    For the record, the first year I began to take photos for others, I started a Facebook page, made a logo that I ended up changing a few months later, ordered 500 business cards... I passed out maybe 30 of the cards and the rest ended up in the trash because now they're outdated and irrelevant. Oops.

  2. Your business logo isn't that important. I had probably six or seven different designs in several years before settling on the one that I use now, which is a mixture of one I've used now for two years and a professionally designed monogram. Nobody has ever commented "I love your logo"... unless they were designers themselves. As long as it's simple and professional, it will work. The more simple it is, the more likely you will keep it.
     
  3. If your client isn't satisfied, it's your fault, not theirs. You can't take it personally. You were hired to do a service and if they're not happy, reflect on what you did, apologize, and fix it. If your client complains she looks bad, don't blame it on her for what she's wearing or how much she weighs.
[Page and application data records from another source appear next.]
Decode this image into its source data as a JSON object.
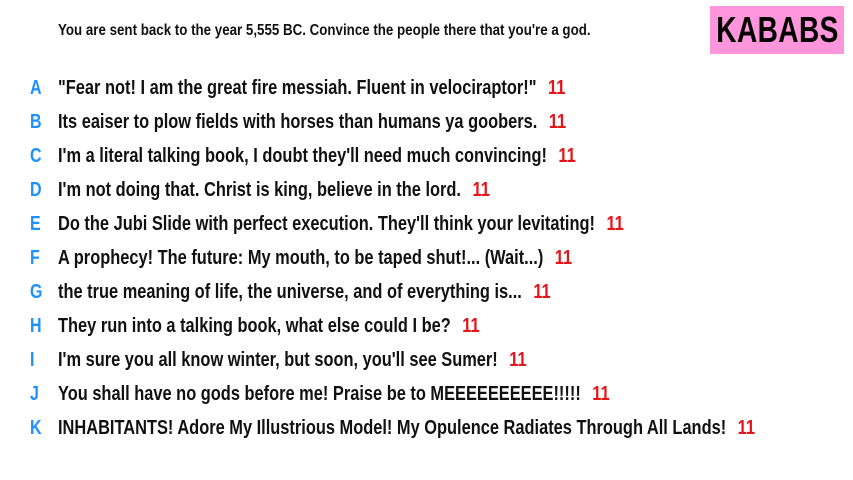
{
  "prompt": "You are sent back to the year 5,555 BC. Convince the people there that you're a god.",
  "badge": {
    "label": "KABABS",
    "color": "#ff96dc"
  },
  "colors": {
    "letter": "#1e90ff",
    "score": "#e4151a"
  },
  "answers": [
    {
      "letter": "A",
      "text": "\"Fear not! I am the great fire messiah. Fluent in velociraptor!\"",
      "score": "11"
    },
    {
      "letter": "B",
      "text": "Its eaiser to plow fields with horses than humans ya goobers.",
      "score": "11"
    },
    {
      "letter": "C",
      "text": "I'm a literal talking book, I doubt they'll need much convincing!",
      "score": "11"
    },
    {
      "letter": "D",
      "text": "I'm not doing that. Christ is king, believe in the lord.",
      "score": "11"
    },
    {
      "letter": "E",
      "text": "Do the Jubi Slide with perfect execution. They'll think your levitating!",
      "score": "11"
    },
    {
      "letter": "F",
      "text": "A prophecy!  The future: My mouth, to be taped shut!... (Wait...)",
      "score": "11"
    },
    {
      "letter": "G",
      "text": "the true meaning of life, the universe, and of everything is...",
      "score": "11"
    },
    {
      "letter": "H",
      "text": "They run into a talking book, what else could I be?",
      "score": "11"
    },
    {
      "letter": "I",
      "text": "I'm sure you all know winter, but soon, you'll see Sumer!",
      "score": "11"
    },
    {
      "letter": "J",
      "text": "You shall have no gods before me! Praise be to MEEEEEEEEEE!!!!!",
      "score": "11"
    },
    {
      "letter": "K",
      "text": "INHABITANTS! Adore My Illustrious Model! My Opulence Radiates Through All Lands!",
      "score": "11"
    }
  ]
}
If a family client complains you didn't get a smiling picture of their kid, apologize and fix it. Apologizing and fixing it is good service... not letting these things happen is better service, but we're human and we will make mistakes. I unfortunately see this all the time in the photography community. Thankfully I developed this mindset very early on. You can have a good client leave you for good if you don't remember this. Take responsibility.
     
  4. You don't have to charge while building your portfolio. That's exactly what I did, and what I believe most other photographers do when they're starting out. But when it came time to charge professional prices, it was hard because I was focused on what I used to charge. What if, instead, we portfolio built for no cost or at a discounted rate until we felt ready on our skills?
     
  5. Provide your clients with printed work. I started off giving clients a CD of their images only, and I know that the majority of that work is not printed today. The fact is, it's easy to put a client's images on a CD and give them away. It's easy to be satisfied with your photos on the computer or social media- but there are a lot of things that can happen and they stay on that CD. What if it corrupts, your hard drive fails, there's a fire, we don't have anything to read the CDs anymore. Plus there's nothing like holding a finished print. If you have the time and you want to start charging, make it a part of your business early on. Your clients will love you for it.

Hopefully you can learn from my hard lessons. It's interesting to think of what was learned the hard way, and how different it might be if I learned them sooner. I haven't arrived- but I want to teach others through my hard lessons. Feel welcome to post your own lessons as a photographer or reflect on mine in the comments.